Salma Hassaan is an interdisciplinary designer and artist (b. Cairo, Egypt) based in Los Angeles, California. She holds a BFA in Painting & Printmaking from Virginia Commonwealth University.
Salma’s research and art delve into the realm of art installations and ephemeral art, with a dedicated focus on exploring the intricate connection between humans and nature through transformative spatial experiences.
Salma’s artwork has been showcased at venues such as the Dawayer Festival in Siwa Oasis, Egypt, NYC x Design Week in New York, and the Katara Art Center in Doha, Qatar. Her talent has been recognized with prestigious design awards, including the iF Design Awards and European Product Design Awards.
“Salam: The Light Within”
Mixed media: painting on glass & interactive digital media
“Salam: The Light Within” is an experimental glass sculpture inspired by geometric Islamic patterns, the science of light & optics, and the greeting from the Islamic World – Salam, meaning ‘peace’ in Arabic as the heart of the piece and a message of tranquility.
The experience greets the audience with an audiovisual and sensory immersion, using light and real-time dynamic visuals, casted on a hand-painted glass sculpture. The sculpture is embellished with geometric Islamic patterns, thereby highlighting how basic geometric shapes were transformed and tessellated in different angles creating awe-inspiring art throughout the ages in the Islamic World and beyond.
The piece is not only a sensory experience, but a tribute to the discoveries of optics by Ibn Al-Haytham (known as the “Father of Modern Optics”) and the Golden Age of Islam, raising awareness, celebrating & creating a bridge into its rich history and scientific advancements. As you touch and feel the interactive miniature pieces, you can explore how light moves through various medium and transparencies, and how it can be bent or reflected in different angles to create a mesmerizing symphony.

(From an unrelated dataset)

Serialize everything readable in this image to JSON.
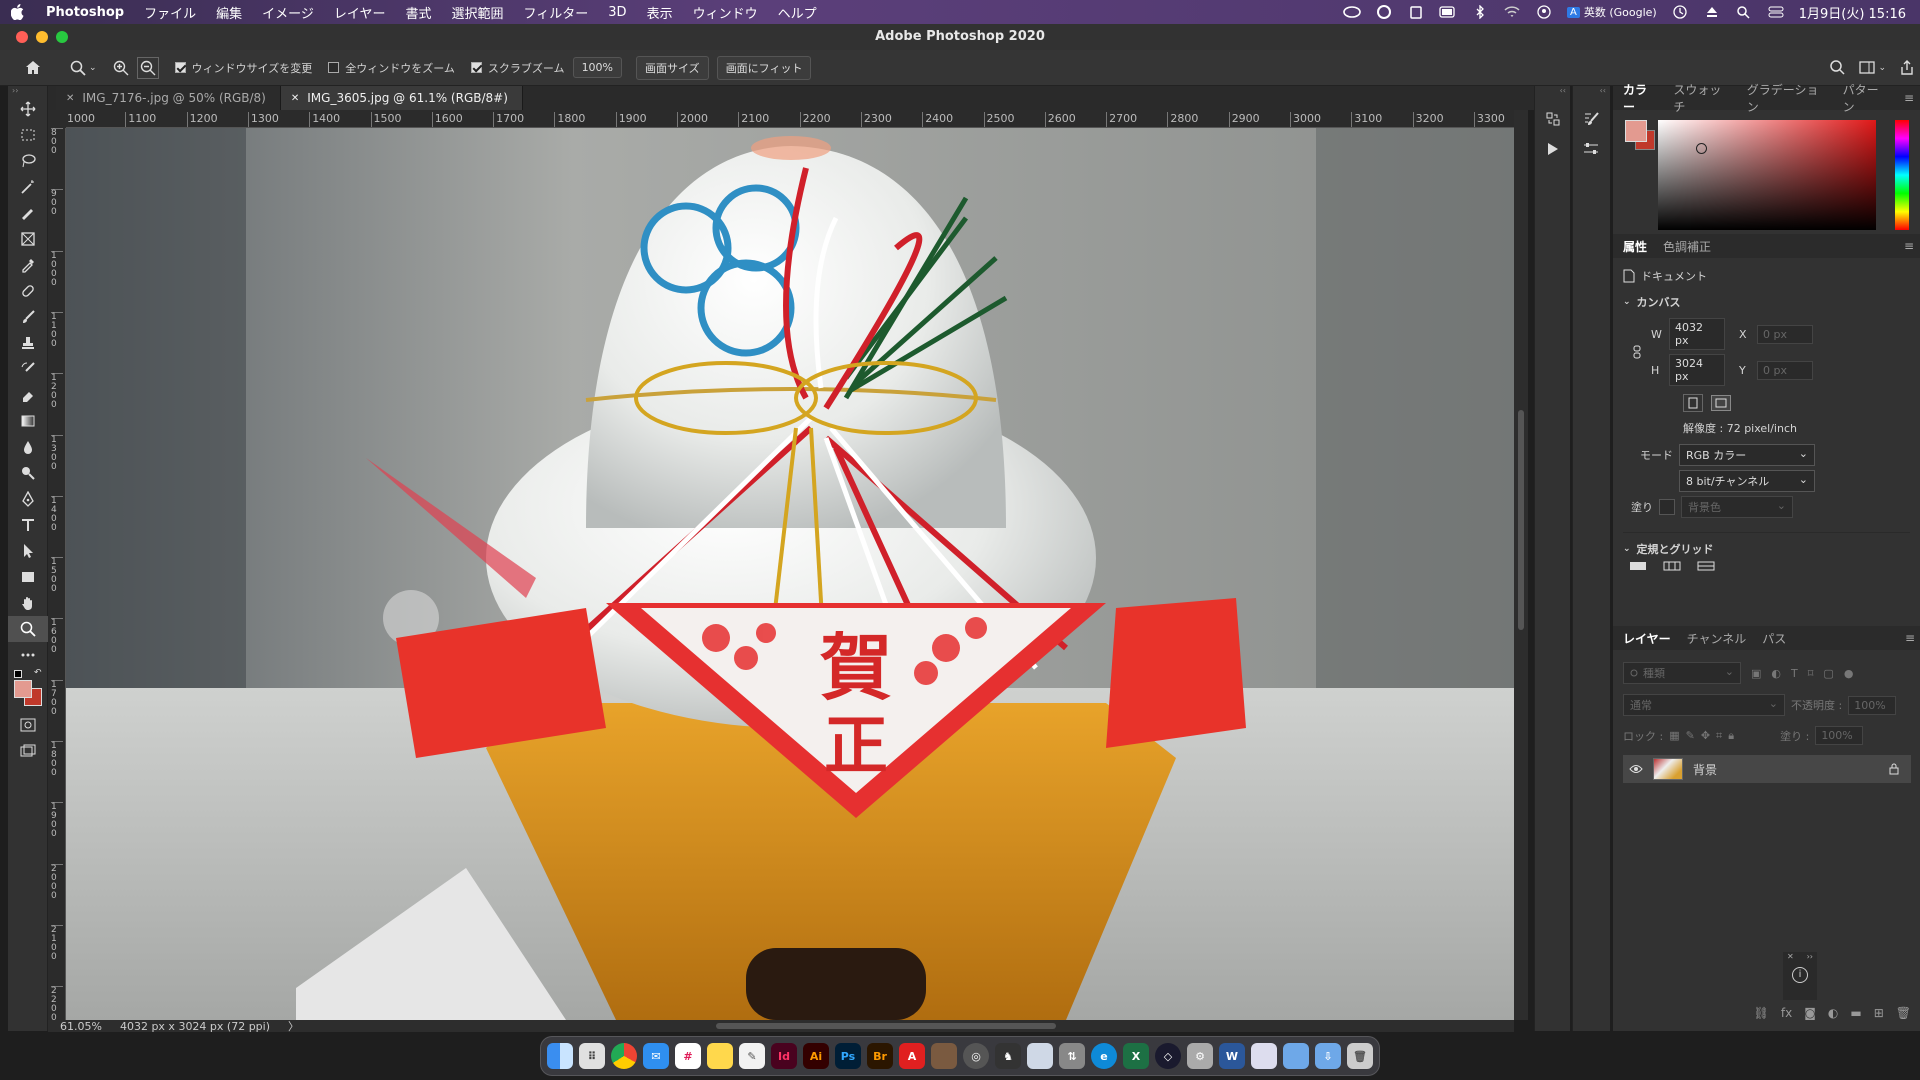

Farjana Salahuddin is an interactive and new media artist, specializing in transforming spaces and objects to interactive and immersive experiences. Her passion in fusion of technology, design and art, has led her to create avant-garde experiential productions at the intersection of technology and art. Her productions center around a novel way of reciprocity between the audience and the space/object, whereby the audience engages their various senses to experience the piece. Her recent showcases include Pearl – A Journey of Secrets, an experiential fashion piece inspired by the Valentino, and currently in exhibition at M7 in Doha; in addition to multiple experiences at Fereej Al Najada – a heritage site by Qatar Museums, where her work involved combining all human senses, including touch, sight, and hearing in a beautiful composition to experience the transformed spaces.
Through collaborations with artists from multiple disciplines like fashion, calligraphy and sculptures, her work has spanned over a wide range of themes and mediums. She holds a Master’s in Interactive Digital Media from Trinity College Dublin, and a Bachelor’s in Information Systems from Carnegie Mellon University.